+++ DATA TO PROCESS +++

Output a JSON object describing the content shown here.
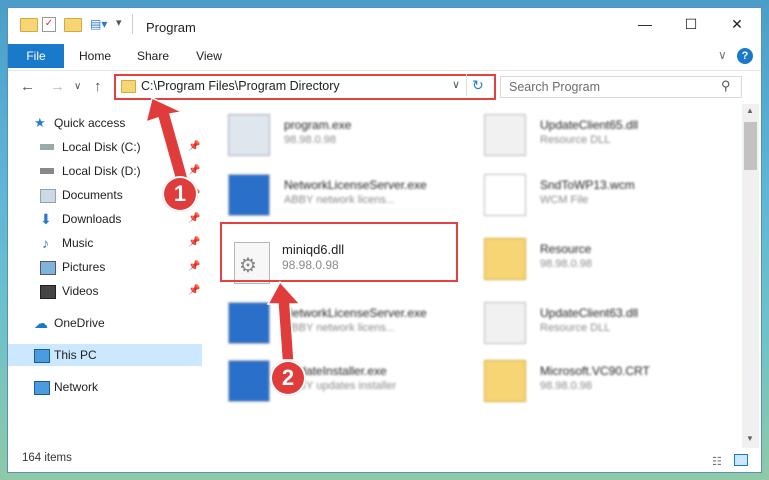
{
  "window": {
    "title": "Program"
  },
  "ribbon": {
    "tabs": [
      "File",
      "Home",
      "Share",
      "View"
    ]
  },
  "address": {
    "path": "C:\\Program Files\\Program Directory",
    "search_placeholder": "Search Program"
  },
  "sidebar": {
    "items": [
      {
        "label": "Quick access",
        "icon": "star-icon"
      },
      {
        "label": "Local Disk (C:)",
        "icon": "drive-icon",
        "pinned": true
      },
      {
        "label": "Local Disk (D:)",
        "icon": "drive-icon",
        "pinned": true
      },
      {
        "label": "Documents",
        "icon": "documents-icon",
        "pinned": true
      },
      {
        "label": "Downloads",
        "icon": "download-icon",
        "pinned": true
      },
      {
        "label": "Music",
        "icon": "music-icon",
        "pinned": true
      },
      {
        "label": "Pictures",
        "icon": "pictures-icon",
        "pinned": true
      },
      {
        "label": "Videos",
        "icon": "videos-icon",
        "pinned": true
      },
      {
        "label": "OneDrive",
        "icon": "cloud-icon"
      },
      {
        "label": "This PC",
        "icon": "pc-icon",
        "selected": true
      },
      {
        "label": "Network",
        "icon": "network-icon"
      }
    ]
  },
  "files": [
    {
      "name": "program.exe",
      "sub": "98.98.0.98"
    },
    {
      "name": "UpdateClient65.dll",
      "sub": "Resource DLL"
    },
    {
      "name": "NetworkLicenseServer.exe",
      "sub": "ABBY network licens..."
    },
    {
      "name": "SndToWP13.wcm",
      "sub": "WCM File"
    },
    {
      "name": "miniqd6.dll",
      "sub": "98.98.0.98"
    },
    {
      "name": "Resource",
      "sub": "98.98.0.98"
    },
    {
      "name": "NetworkLicenseServer.exe",
      "sub": "ABBY network licens..."
    },
    {
      "name": "UpdateClient63.dll",
      "sub": "Resource DLL"
    },
    {
      "name": "UpdateInstaller.exe",
      "sub": "ABBY updates installer"
    },
    {
      "name": "Microsoft.VC90.CRT",
      "sub": "98.98.0.98"
    }
  ],
  "callouts": [
    "1",
    "2"
  ],
  "status": {
    "count": "164 items"
  },
  "colors": {
    "accent": "#1979ca",
    "highlight": "#e34040",
    "selected_bg": "#cce8ff"
  }
}
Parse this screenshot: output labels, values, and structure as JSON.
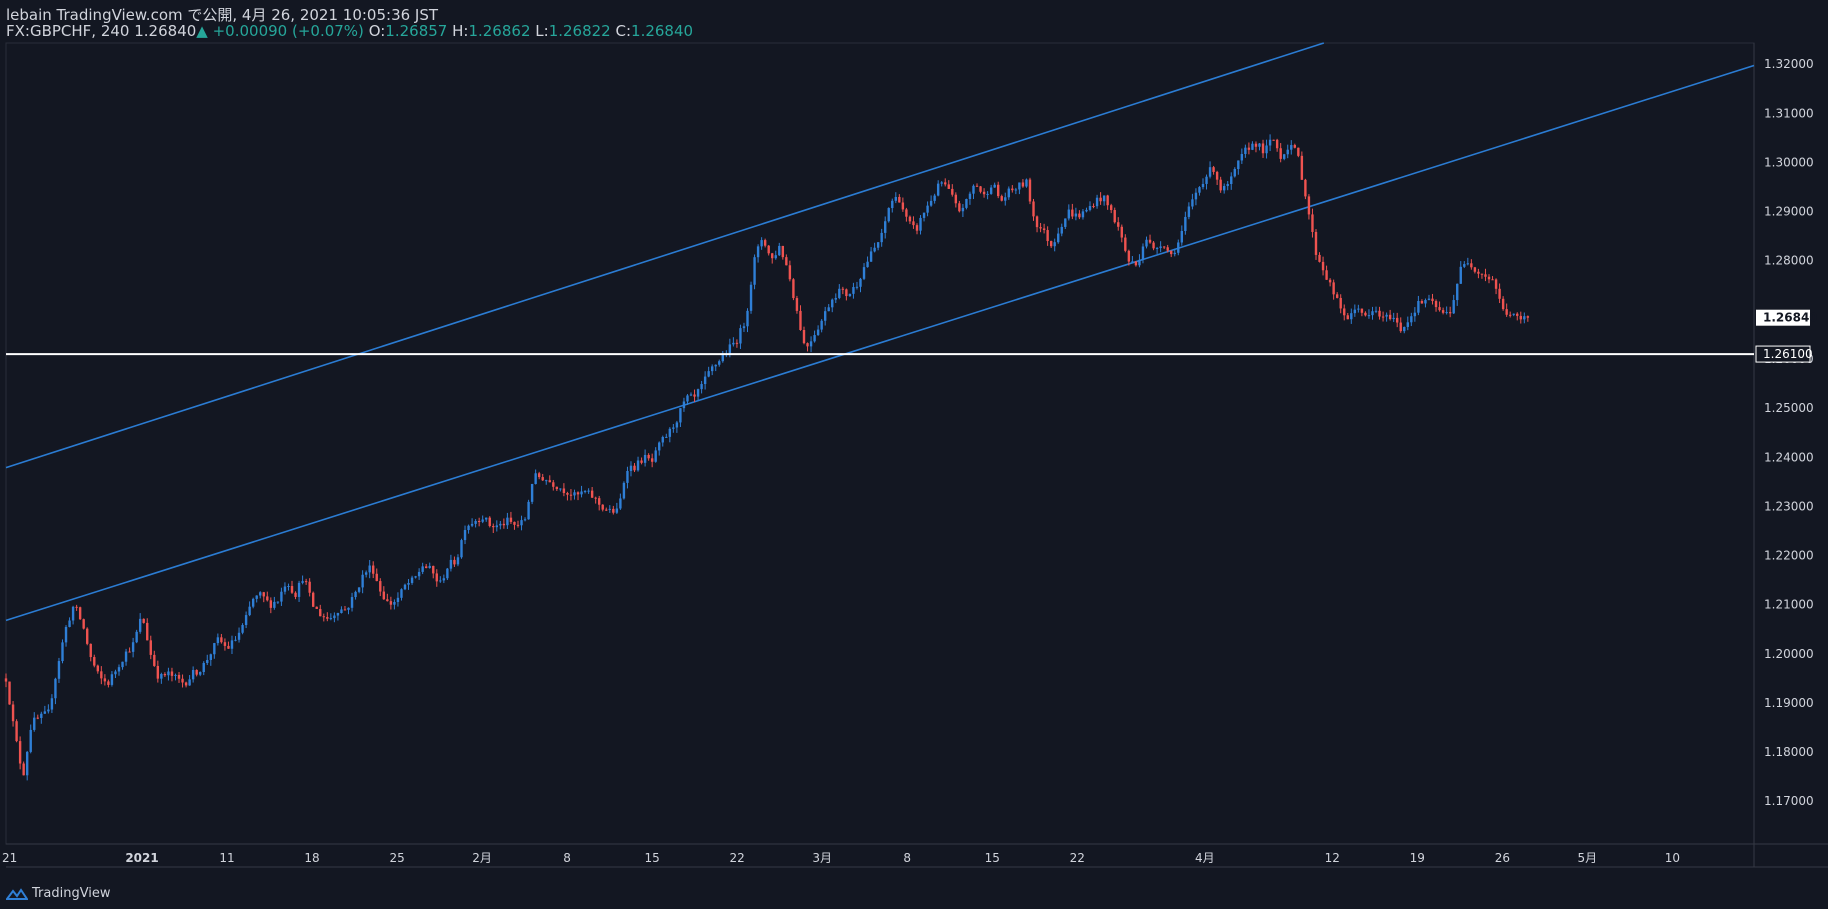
{
  "header": {
    "line1": "lebain TradingView.com で公開, 4月 26, 2021 10:05:36 JST",
    "symbol": "FX:GBPCHF, 240",
    "last": "1.26840",
    "change_arrow": "▲",
    "change": "+0.00090 (+0.07%)",
    "o_label": "O:",
    "o_value": "1.26857",
    "h_label": "H:",
    "h_value": "1.26862",
    "l_label": "L:",
    "l_value": "1.26822",
    "c_label": "C:",
    "c_value": "1.26840"
  },
  "footer": {
    "brand": "TradingView",
    "icon": "tradingview-logo-icon"
  },
  "colors": {
    "background": "#131722",
    "up": "#2f7fd6",
    "down": "#ef5350",
    "channel": "#2b7cd3",
    "support": "#ffffff",
    "axis_text": "#d1d4dc",
    "grid_border": "#2a2e39",
    "last_price_bg": "#ffffff",
    "last_price_text": "#131722"
  },
  "chart_data": {
    "type": "candlestick",
    "ylim": [
      1.1613,
      1.3243
    ],
    "yticks": [
      "1.17000",
      "1.18000",
      "1.19000",
      "1.20000",
      "1.21000",
      "1.22000",
      "1.23000",
      "1.24000",
      "1.25000",
      "1.26000",
      "1.27000",
      "1.28000",
      "1.29000",
      "1.30000",
      "1.31000",
      "1.32000"
    ],
    "xlim": [
      0,
      205.6
    ],
    "xticks": [
      {
        "label": "21",
        "i": 0
      },
      {
        "label": "2021",
        "i": 16
      },
      {
        "label": "11",
        "i": 26
      },
      {
        "label": "18",
        "i": 36
      },
      {
        "label": "25",
        "i": 46
      },
      {
        "label": "2月",
        "i": 56
      },
      {
        "label": "8",
        "i": 66
      },
      {
        "label": "15",
        "i": 76
      },
      {
        "label": "22",
        "i": 86
      },
      {
        "label": "3月",
        "i": 96
      },
      {
        "label": "8",
        "i": 106
      },
      {
        "label": "15",
        "i": 116
      },
      {
        "label": "22",
        "i": 126
      },
      {
        "label": "4月",
        "i": 141
      },
      {
        "label": "12",
        "i": 156
      },
      {
        "label": "19",
        "i": 166
      },
      {
        "label": "26",
        "i": 176
      },
      {
        "label": "5月",
        "i": 186
      },
      {
        "label": "10",
        "i": 196
      }
    ],
    "last_price": "1.26840",
    "support_label": "1.26100",
    "support_level": 1.261,
    "channel_lines": [
      {
        "name": "upper",
        "i1": 0,
        "p1": 1.2379,
        "i2": 155,
        "p2": 1.3243
      },
      {
        "name": "lower",
        "i1": 0,
        "p1": 1.2068,
        "i2": 205,
        "p2": 1.3194
      }
    ],
    "anchors": [
      [
        0,
        1.195
      ],
      [
        1,
        1.184
      ],
      [
        2,
        1.175
      ],
      [
        3,
        1.186
      ],
      [
        5,
        1.188
      ],
      [
        6,
        1.197
      ],
      [
        7,
        1.205
      ],
      [
        8,
        1.21
      ],
      [
        9,
        1.206
      ],
      [
        10,
        1.199
      ],
      [
        11,
        1.195
      ],
      [
        12,
        1.194
      ],
      [
        13,
        1.197
      ],
      [
        14,
        1.2
      ],
      [
        15,
        1.202
      ],
      [
        16,
        1.208
      ],
      [
        17,
        1.2
      ],
      [
        18,
        1.195
      ],
      [
        19,
        1.196
      ],
      [
        20,
        1.195
      ],
      [
        21,
        1.194
      ],
      [
        22,
        1.196
      ],
      [
        23,
        1.197
      ],
      [
        24,
        1.2
      ],
      [
        25,
        1.203
      ],
      [
        26,
        1.201
      ],
      [
        27,
        1.203
      ],
      [
        28,
        1.206
      ],
      [
        29,
        1.211
      ],
      [
        30,
        1.212
      ],
      [
        31,
        1.21
      ],
      [
        32,
        1.211
      ],
      [
        33,
        1.215
      ],
      [
        34,
        1.212
      ],
      [
        35,
        1.216
      ],
      [
        36,
        1.21
      ],
      [
        37,
        1.208
      ],
      [
        38,
        1.207
      ],
      [
        39,
        1.209
      ],
      [
        40,
        1.209
      ],
      [
        41,
        1.212
      ],
      [
        42,
        1.216
      ],
      [
        43,
        1.218
      ],
      [
        44,
        1.213
      ],
      [
        45,
        1.21
      ],
      [
        46,
        1.211
      ],
      [
        47,
        1.214
      ],
      [
        48,
        1.215
      ],
      [
        49,
        1.218
      ],
      [
        50,
        1.217
      ],
      [
        51,
        1.214
      ],
      [
        52,
        1.218
      ],
      [
        53,
        1.219
      ],
      [
        54,
        1.226
      ],
      [
        55,
        1.227
      ],
      [
        56,
        1.228
      ],
      [
        57,
        1.226
      ],
      [
        58,
        1.226
      ],
      [
        59,
        1.227
      ],
      [
        60,
        1.226
      ],
      [
        61,
        1.227
      ],
      [
        62,
        1.236
      ],
      [
        63,
        1.236
      ],
      [
        64,
        1.235
      ],
      [
        65,
        1.234
      ],
      [
        66,
        1.233
      ],
      [
        67,
        1.232
      ],
      [
        68,
        1.233
      ],
      [
        69,
        1.232
      ],
      [
        70,
        1.23
      ],
      [
        71,
        1.229
      ],
      [
        72,
        1.229
      ],
      [
        73,
        1.238
      ],
      [
        74,
        1.238
      ],
      [
        75,
        1.24
      ],
      [
        76,
        1.239
      ],
      [
        77,
        1.243
      ],
      [
        78,
        1.245
      ],
      [
        79,
        1.248
      ],
      [
        80,
        1.252
      ],
      [
        81,
        1.252
      ],
      [
        82,
        1.255
      ],
      [
        83,
        1.258
      ],
      [
        84,
        1.26
      ],
      [
        85,
        1.262
      ],
      [
        86,
        1.264
      ],
      [
        87,
        1.268
      ],
      [
        88,
        1.28
      ],
      [
        89,
        1.285
      ],
      [
        90,
        1.28
      ],
      [
        91,
        1.283
      ],
      [
        92,
        1.278
      ],
      [
        93,
        1.27
      ],
      [
        94,
        1.262
      ],
      [
        95,
        1.265
      ],
      [
        96,
        1.268
      ],
      [
        97,
        1.272
      ],
      [
        98,
        1.274
      ],
      [
        99,
        1.273
      ],
      [
        100,
        1.275
      ],
      [
        101,
        1.279
      ],
      [
        102,
        1.282
      ],
      [
        103,
        1.285
      ],
      [
        104,
        1.292
      ],
      [
        105,
        1.293
      ],
      [
        106,
        1.288
      ],
      [
        107,
        1.286
      ],
      [
        108,
        1.29
      ],
      [
        109,
        1.293
      ],
      [
        110,
        1.296
      ],
      [
        111,
        1.294
      ],
      [
        112,
        1.29
      ],
      [
        113,
        1.292
      ],
      [
        114,
        1.296
      ],
      [
        115,
        1.293
      ],
      [
        116,
        1.296
      ],
      [
        117,
        1.292
      ],
      [
        118,
        1.294
      ],
      [
        119,
        1.295
      ],
      [
        120,
        1.296
      ],
      [
        121,
        1.288
      ],
      [
        122,
        1.286
      ],
      [
        123,
        1.283
      ],
      [
        124,
        1.287
      ],
      [
        125,
        1.29
      ],
      [
        126,
        1.289
      ],
      [
        127,
        1.29
      ],
      [
        128,
        1.292
      ],
      [
        129,
        1.293
      ],
      [
        130,
        1.29
      ],
      [
        131,
        1.286
      ],
      [
        132,
        1.28
      ],
      [
        133,
        1.279
      ],
      [
        134,
        1.285
      ],
      [
        135,
        1.282
      ],
      [
        136,
        1.284
      ],
      [
        137,
        1.281
      ],
      [
        138,
        1.284
      ],
      [
        139,
        1.29
      ],
      [
        140,
        1.294
      ],
      [
        141,
        1.297
      ],
      [
        142,
        1.299
      ],
      [
        143,
        1.294
      ],
      [
        144,
        1.296
      ],
      [
        145,
        1.3
      ],
      [
        146,
        1.303
      ],
      [
        147,
        1.304
      ],
      [
        148,
        1.302
      ],
      [
        149,
        1.305
      ],
      [
        150,
        1.301
      ],
      [
        151,
        1.304
      ],
      [
        152,
        1.301
      ],
      [
        153,
        1.292
      ],
      [
        154,
        1.282
      ],
      [
        155,
        1.278
      ],
      [
        156,
        1.274
      ],
      [
        157,
        1.27
      ],
      [
        158,
        1.268
      ],
      [
        159,
        1.271
      ],
      [
        160,
        1.268
      ],
      [
        161,
        1.27
      ],
      [
        162,
        1.268
      ],
      [
        163,
        1.269
      ],
      [
        164,
        1.266
      ],
      [
        165,
        1.268
      ],
      [
        166,
        1.271
      ],
      [
        167,
        1.272
      ],
      [
        168,
        1.271
      ],
      [
        169,
        1.269
      ],
      [
        170,
        1.27
      ],
      [
        171,
        1.278
      ],
      [
        172,
        1.28
      ],
      [
        173,
        1.278
      ],
      [
        174,
        1.277
      ],
      [
        175,
        1.276
      ],
      [
        176,
        1.27
      ],
      [
        177,
        1.269
      ],
      [
        178,
        1.268
      ],
      [
        179,
        1.2684
      ]
    ]
  }
}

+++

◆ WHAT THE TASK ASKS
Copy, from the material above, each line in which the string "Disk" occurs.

◆ TASK SOLUTION
        "label": "Local Disk (C:)",
        "label": "Local Disk (D:)",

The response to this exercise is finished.